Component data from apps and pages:
------------

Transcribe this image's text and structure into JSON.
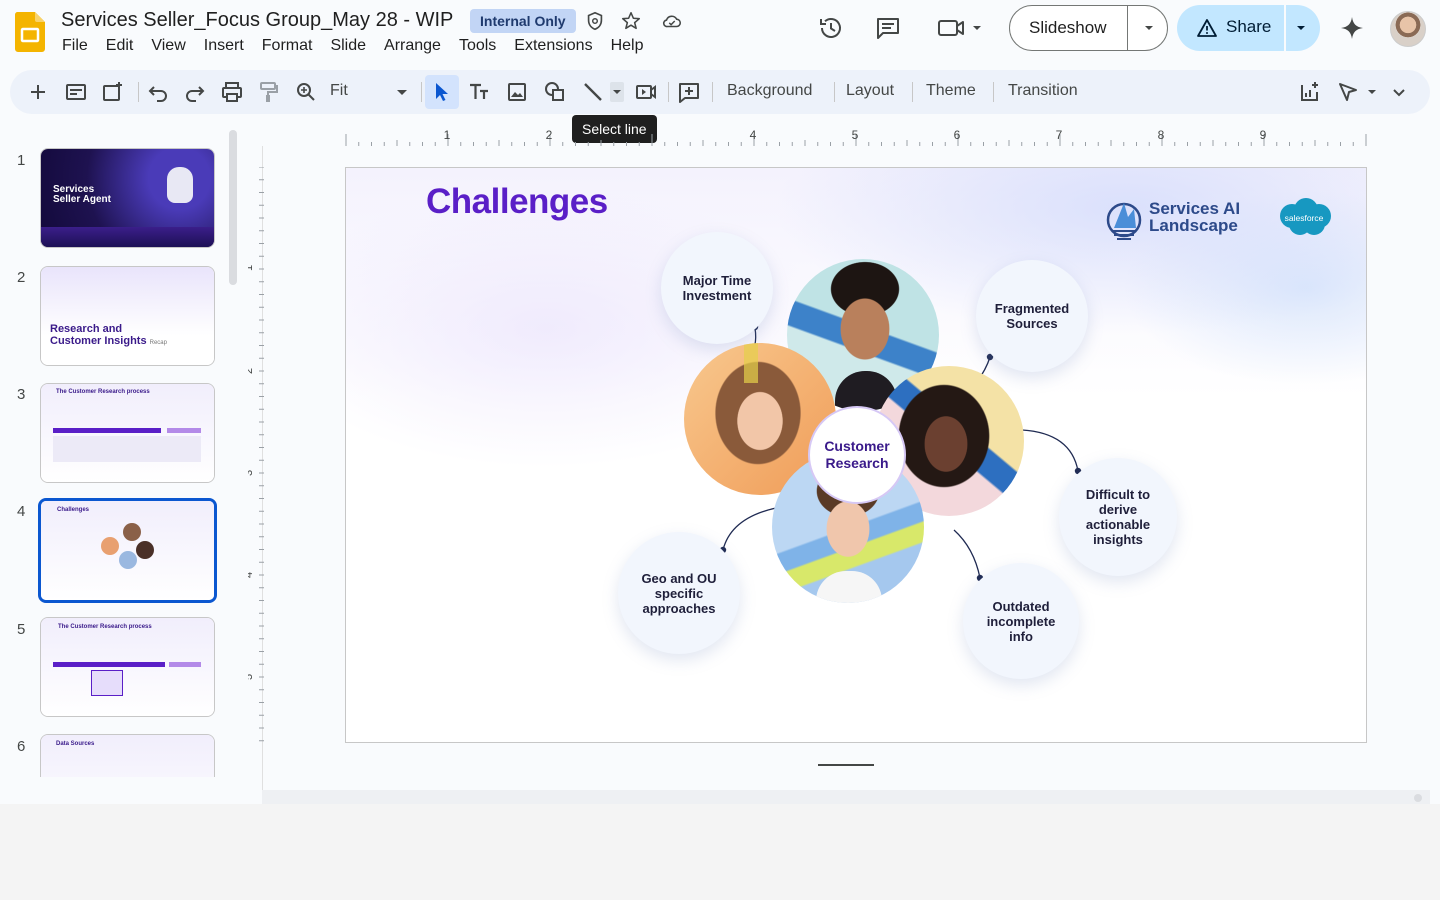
{
  "doc": {
    "title": "Services Seller_Focus Group_May 28 - WIP",
    "badge": "Internal Only"
  },
  "menu": [
    "File",
    "Edit",
    "View",
    "Insert",
    "Format",
    "Slide",
    "Arrange",
    "Tools",
    "Extensions",
    "Help"
  ],
  "header": {
    "slideshow_label": "Slideshow",
    "share_label": "Share"
  },
  "toolbar": {
    "zoom": "Fit",
    "background": "Background",
    "layout": "Layout",
    "theme": "Theme",
    "transition": "Transition",
    "tooltip": "Select line"
  },
  "ruler": {
    "h_ticks": [
      "1",
      "2",
      "4",
      "5",
      "6",
      "7",
      "8",
      "9"
    ],
    "v_ticks": [
      "1",
      "2",
      "3",
      "4",
      "5"
    ]
  },
  "filmstrip": [
    {
      "num": "1",
      "title_line1": "Services",
      "title_line2": "Seller Agent"
    },
    {
      "num": "2",
      "title_line1": "Research and",
      "title_line2": "Customer Insights",
      "tag": "Recap"
    },
    {
      "num": "3",
      "title_line1": "The Customer Research process"
    },
    {
      "num": "4",
      "title_line1": "Challenges"
    },
    {
      "num": "5",
      "title_line1": "The Customer Research process"
    },
    {
      "num": "6",
      "title_line1": "Data Sources"
    }
  ],
  "slide": {
    "title": "Challenges",
    "brand_line1": "Services AI",
    "brand_line2": "Landscape",
    "salesforce": "salesforce",
    "center_line1": "Customer",
    "center_line2": "Research",
    "bubbles": {
      "major_time": [
        "Major Time",
        "Investment"
      ],
      "fragmented": [
        "Fragmented",
        "Sources"
      ],
      "difficult": [
        "Difficult to",
        "derive",
        "actionable",
        "insights"
      ],
      "outdated": [
        "Outdated",
        "incomplete",
        "info"
      ],
      "geo": [
        "Geo and OU",
        "specific",
        "approaches"
      ]
    }
  },
  "colors": {
    "accent": "#0b57d0",
    "title_purple": "#5a1fc7",
    "share_bg": "#c2e7ff",
    "badge_bg": "#c2d5f5"
  }
}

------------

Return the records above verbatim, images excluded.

Transcribe this image's text and structure into JSON.
{
  "doc": {
    "title": "Services Seller_Focus Group_May 28 - WIP",
    "badge": "Internal Only"
  },
  "menu": [
    "File",
    "Edit",
    "View",
    "Insert",
    "Format",
    "Slide",
    "Arrange",
    "Tools",
    "Extensions",
    "Help"
  ],
  "header": {
    "slideshow_label": "Slideshow",
    "share_label": "Share"
  },
  "toolbar": {
    "zoom": "Fit",
    "background": "Background",
    "layout": "Layout",
    "theme": "Theme",
    "transition": "Transition",
    "tooltip": "Select line"
  },
  "ruler": {
    "h_ticks": [
      "1",
      "2",
      "4",
      "5",
      "6",
      "7",
      "8",
      "9"
    ],
    "v_ticks": [
      "1",
      "2",
      "3",
      "4",
      "5"
    ]
  },
  "filmstrip": [
    {
      "num": "1",
      "title_line1": "Services",
      "title_line2": "Seller Agent"
    },
    {
      "num": "2",
      "title_line1": "Research and",
      "title_line2": "Customer Insights",
      "tag": "Recap"
    },
    {
      "num": "3",
      "title_line1": "The Customer Research process"
    },
    {
      "num": "4",
      "title_line1": "Challenges"
    },
    {
      "num": "5",
      "title_line1": "The Customer Research process"
    },
    {
      "num": "6",
      "title_line1": "Data Sources"
    }
  ],
  "slide": {
    "title": "Challenges",
    "brand_line1": "Services AI",
    "brand_line2": "Landscape",
    "salesforce": "salesforce",
    "center_line1": "Customer",
    "center_line2": "Research",
    "bubbles": {
      "major_time": [
        "Major Time",
        "Investment"
      ],
      "fragmented": [
        "Fragmented",
        "Sources"
      ],
      "difficult": [
        "Difficult to",
        "derive",
        "actionable",
        "insights"
      ],
      "outdated": [
        "Outdated",
        "incomplete",
        "info"
      ],
      "geo": [
        "Geo and OU",
        "specific",
        "approaches"
      ]
    }
  },
  "colors": {
    "accent": "#0b57d0",
    "title_purple": "#5a1fc7",
    "share_bg": "#c2e7ff",
    "badge_bg": "#c2d5f5"
  }
}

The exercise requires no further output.